When skating on outdoor textured surfaces, you sometimes feel the vibrations up through your wheels and in your feet. If this sensation hurts or gives you foot cramps then you’re most likely wearing wheels that are too hard for that kind of skating, especially if you’re doing trail skating or a long (non-aggressive) street skate. Go for soft wheels in the 78a-84a range and go big in size like 62mm or 65mm to have more urethane to absorb all that texture. 

My soft wheels are too slow
If you’re dancing outside or cruising on a smooth outdoor surface, soft outdoor wheels might feel a little sluggish. If this sounds familiar, you might want to try some hybrid wheels in the 84a – 92a hardness range. You can wear harder indoor wheels on smooth outdoor surfaces just be mindful not to do any hard t-stops that might cause flat spotting. If you’re at the skate park then you’ll want wheels that are 92a or harder to help you get speed and reduce the chance of wheel bite.

Want to know more about outdoor wheels, or our go-tos? Check out our outdoor wheel blog for specific wheel recommendations.

Before we leave you to explore the world of wheels there are some basic wheel reminders:

  • Wheels don’t come with bearings so you’ll need to buy some that fit your axles or you need to remove some from another set of wheels you own.
  • Wheels can also be slow because your bearings are dirty! We’ve got loads of skate care goodies you can use to give your skates some TLC.
  • Don’t know how to change your wheels or your bearings once you’ve ordered them? Check out this blog post with all the info and tutorials you need.

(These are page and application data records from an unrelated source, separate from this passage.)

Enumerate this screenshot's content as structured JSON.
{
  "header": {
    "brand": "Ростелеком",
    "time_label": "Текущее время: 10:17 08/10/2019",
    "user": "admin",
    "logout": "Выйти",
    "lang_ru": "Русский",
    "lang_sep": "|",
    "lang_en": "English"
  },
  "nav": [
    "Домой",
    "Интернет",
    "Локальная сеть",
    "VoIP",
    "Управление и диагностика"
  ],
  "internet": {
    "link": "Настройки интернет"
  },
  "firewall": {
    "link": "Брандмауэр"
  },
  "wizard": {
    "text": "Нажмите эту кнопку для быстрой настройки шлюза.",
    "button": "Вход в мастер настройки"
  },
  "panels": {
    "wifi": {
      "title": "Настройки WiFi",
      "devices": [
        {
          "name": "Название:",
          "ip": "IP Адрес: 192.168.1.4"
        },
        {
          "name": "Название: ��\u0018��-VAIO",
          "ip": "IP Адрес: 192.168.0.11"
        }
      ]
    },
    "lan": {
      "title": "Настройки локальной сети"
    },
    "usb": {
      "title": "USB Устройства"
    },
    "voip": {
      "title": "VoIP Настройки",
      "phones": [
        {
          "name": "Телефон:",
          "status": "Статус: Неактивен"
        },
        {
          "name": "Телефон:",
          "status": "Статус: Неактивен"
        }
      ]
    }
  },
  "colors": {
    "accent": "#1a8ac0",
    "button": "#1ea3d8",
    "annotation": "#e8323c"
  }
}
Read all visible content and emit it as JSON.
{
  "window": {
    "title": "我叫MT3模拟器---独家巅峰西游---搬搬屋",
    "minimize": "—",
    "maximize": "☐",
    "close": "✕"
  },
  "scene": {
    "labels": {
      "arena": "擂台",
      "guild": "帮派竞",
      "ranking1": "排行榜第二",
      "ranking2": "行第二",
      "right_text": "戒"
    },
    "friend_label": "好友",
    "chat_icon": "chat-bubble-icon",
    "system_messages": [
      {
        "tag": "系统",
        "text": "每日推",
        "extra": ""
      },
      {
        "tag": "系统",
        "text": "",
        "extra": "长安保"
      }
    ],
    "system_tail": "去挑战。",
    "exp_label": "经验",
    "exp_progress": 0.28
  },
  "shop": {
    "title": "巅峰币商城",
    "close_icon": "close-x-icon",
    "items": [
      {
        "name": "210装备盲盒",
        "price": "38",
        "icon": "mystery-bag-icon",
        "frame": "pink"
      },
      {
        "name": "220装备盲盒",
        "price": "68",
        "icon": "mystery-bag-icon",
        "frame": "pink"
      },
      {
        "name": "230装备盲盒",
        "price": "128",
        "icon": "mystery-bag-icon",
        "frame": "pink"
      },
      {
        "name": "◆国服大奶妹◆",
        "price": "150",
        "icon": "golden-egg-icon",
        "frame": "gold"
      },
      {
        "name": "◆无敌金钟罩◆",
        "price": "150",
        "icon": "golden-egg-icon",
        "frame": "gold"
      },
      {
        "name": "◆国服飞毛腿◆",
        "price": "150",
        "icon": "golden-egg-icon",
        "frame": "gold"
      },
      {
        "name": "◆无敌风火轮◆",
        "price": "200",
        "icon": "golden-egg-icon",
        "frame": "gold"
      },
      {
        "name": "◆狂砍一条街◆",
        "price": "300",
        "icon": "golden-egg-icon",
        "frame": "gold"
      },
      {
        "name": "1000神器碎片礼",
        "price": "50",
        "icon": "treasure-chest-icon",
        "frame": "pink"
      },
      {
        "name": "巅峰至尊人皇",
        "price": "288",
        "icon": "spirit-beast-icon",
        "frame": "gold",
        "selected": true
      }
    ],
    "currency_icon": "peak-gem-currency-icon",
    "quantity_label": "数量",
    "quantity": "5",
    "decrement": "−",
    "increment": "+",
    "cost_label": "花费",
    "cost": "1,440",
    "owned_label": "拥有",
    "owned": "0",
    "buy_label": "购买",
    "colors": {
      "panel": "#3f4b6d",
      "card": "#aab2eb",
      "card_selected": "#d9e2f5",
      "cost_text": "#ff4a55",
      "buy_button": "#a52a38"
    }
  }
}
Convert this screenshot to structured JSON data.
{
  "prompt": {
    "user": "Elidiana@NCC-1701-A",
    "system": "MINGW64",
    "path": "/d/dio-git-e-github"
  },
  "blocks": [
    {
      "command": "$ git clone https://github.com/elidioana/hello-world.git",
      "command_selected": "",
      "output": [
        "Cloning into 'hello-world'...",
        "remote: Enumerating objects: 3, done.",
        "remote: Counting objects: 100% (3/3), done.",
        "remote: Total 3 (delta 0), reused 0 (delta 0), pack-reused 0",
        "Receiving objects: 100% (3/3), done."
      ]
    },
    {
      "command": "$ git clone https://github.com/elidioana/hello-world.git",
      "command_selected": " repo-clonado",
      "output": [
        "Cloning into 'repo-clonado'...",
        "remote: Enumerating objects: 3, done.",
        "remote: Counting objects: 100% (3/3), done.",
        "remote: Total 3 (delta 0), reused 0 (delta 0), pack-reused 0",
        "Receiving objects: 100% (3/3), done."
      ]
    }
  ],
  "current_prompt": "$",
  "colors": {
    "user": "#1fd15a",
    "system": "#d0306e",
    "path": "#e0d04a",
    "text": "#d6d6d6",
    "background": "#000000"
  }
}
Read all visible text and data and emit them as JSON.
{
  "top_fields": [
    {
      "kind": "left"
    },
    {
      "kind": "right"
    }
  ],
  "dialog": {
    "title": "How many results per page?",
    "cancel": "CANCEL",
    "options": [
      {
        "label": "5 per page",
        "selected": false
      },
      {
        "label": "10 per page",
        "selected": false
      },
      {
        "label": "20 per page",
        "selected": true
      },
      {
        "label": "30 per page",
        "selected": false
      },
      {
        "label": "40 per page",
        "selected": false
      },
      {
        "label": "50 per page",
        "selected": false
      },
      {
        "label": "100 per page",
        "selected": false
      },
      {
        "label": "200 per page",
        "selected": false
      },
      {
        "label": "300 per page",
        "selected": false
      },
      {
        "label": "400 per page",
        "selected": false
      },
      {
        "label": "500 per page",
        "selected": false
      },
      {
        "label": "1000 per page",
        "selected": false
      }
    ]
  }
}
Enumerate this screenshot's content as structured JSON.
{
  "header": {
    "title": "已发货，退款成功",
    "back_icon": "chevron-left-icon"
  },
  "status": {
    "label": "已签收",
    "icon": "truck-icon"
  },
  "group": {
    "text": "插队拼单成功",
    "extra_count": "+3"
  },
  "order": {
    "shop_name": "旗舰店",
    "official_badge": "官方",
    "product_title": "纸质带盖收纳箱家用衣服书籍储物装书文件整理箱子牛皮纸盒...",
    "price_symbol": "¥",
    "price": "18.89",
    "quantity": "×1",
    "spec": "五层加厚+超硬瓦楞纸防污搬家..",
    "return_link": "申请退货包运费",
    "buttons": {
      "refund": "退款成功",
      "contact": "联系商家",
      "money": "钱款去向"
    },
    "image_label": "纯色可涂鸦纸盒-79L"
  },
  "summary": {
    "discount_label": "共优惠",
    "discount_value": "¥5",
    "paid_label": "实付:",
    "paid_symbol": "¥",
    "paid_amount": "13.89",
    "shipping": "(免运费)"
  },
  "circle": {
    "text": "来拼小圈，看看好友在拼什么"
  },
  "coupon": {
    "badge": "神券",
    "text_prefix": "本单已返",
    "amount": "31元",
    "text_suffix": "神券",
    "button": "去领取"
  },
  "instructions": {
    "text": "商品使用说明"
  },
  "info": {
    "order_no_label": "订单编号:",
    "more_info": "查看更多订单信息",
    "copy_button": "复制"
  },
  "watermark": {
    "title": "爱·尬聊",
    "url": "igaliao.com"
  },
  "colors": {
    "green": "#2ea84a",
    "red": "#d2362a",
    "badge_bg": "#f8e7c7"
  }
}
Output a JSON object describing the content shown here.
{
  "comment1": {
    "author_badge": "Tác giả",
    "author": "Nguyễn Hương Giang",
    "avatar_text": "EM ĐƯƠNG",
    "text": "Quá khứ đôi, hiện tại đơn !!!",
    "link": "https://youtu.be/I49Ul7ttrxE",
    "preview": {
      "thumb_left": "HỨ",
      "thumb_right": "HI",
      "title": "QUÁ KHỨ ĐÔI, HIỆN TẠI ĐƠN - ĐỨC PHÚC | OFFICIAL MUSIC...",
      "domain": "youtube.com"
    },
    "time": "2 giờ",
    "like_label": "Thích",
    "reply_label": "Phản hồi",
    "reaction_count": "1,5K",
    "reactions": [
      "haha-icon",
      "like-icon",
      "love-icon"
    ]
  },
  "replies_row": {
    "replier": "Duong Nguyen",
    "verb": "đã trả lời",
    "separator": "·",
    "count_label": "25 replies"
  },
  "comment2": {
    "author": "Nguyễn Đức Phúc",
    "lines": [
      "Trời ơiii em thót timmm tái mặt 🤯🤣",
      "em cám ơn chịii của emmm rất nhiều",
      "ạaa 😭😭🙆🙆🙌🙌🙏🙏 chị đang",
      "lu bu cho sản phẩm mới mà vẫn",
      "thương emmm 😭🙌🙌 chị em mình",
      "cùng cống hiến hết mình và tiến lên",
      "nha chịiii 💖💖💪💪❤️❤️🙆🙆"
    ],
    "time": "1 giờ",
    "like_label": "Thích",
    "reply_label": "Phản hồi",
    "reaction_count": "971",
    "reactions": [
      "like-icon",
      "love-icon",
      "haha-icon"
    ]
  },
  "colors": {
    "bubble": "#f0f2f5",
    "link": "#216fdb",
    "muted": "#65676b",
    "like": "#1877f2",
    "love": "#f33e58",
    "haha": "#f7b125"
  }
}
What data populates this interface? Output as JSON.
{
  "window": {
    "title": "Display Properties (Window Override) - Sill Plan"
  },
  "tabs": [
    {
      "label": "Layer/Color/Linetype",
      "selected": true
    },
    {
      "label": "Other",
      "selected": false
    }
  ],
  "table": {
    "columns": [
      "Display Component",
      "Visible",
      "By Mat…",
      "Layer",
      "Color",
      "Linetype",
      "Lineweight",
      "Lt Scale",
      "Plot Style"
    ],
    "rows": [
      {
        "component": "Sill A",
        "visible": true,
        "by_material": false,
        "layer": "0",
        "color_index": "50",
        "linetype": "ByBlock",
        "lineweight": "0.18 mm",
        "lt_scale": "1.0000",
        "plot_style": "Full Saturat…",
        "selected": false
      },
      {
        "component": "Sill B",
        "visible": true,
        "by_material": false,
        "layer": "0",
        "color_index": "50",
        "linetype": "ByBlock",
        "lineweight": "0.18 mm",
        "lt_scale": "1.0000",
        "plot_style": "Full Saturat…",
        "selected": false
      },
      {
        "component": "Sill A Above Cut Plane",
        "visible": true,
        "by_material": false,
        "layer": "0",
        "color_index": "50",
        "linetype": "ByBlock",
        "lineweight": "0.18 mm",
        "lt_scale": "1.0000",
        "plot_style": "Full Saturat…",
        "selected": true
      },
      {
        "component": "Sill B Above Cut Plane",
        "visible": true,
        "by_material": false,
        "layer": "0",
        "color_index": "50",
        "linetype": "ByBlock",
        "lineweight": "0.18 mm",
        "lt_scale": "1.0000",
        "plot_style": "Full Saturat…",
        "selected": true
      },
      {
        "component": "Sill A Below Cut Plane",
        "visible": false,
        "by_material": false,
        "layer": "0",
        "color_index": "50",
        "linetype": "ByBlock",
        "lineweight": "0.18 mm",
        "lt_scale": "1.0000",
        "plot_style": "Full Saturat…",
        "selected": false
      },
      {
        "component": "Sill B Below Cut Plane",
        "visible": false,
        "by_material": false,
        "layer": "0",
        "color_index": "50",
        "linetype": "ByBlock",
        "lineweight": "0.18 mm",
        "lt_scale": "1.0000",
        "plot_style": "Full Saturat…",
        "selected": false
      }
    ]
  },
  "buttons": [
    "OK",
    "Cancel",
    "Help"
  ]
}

We’ve got a whole bunch of wheels online and in store at the RollerFit Shop that you can check out over here. If we didn’t have the answer to your wheel problem here let us know! Send us a message and our staff can help you out and we can also add your problem here to benefit your fellow skaters.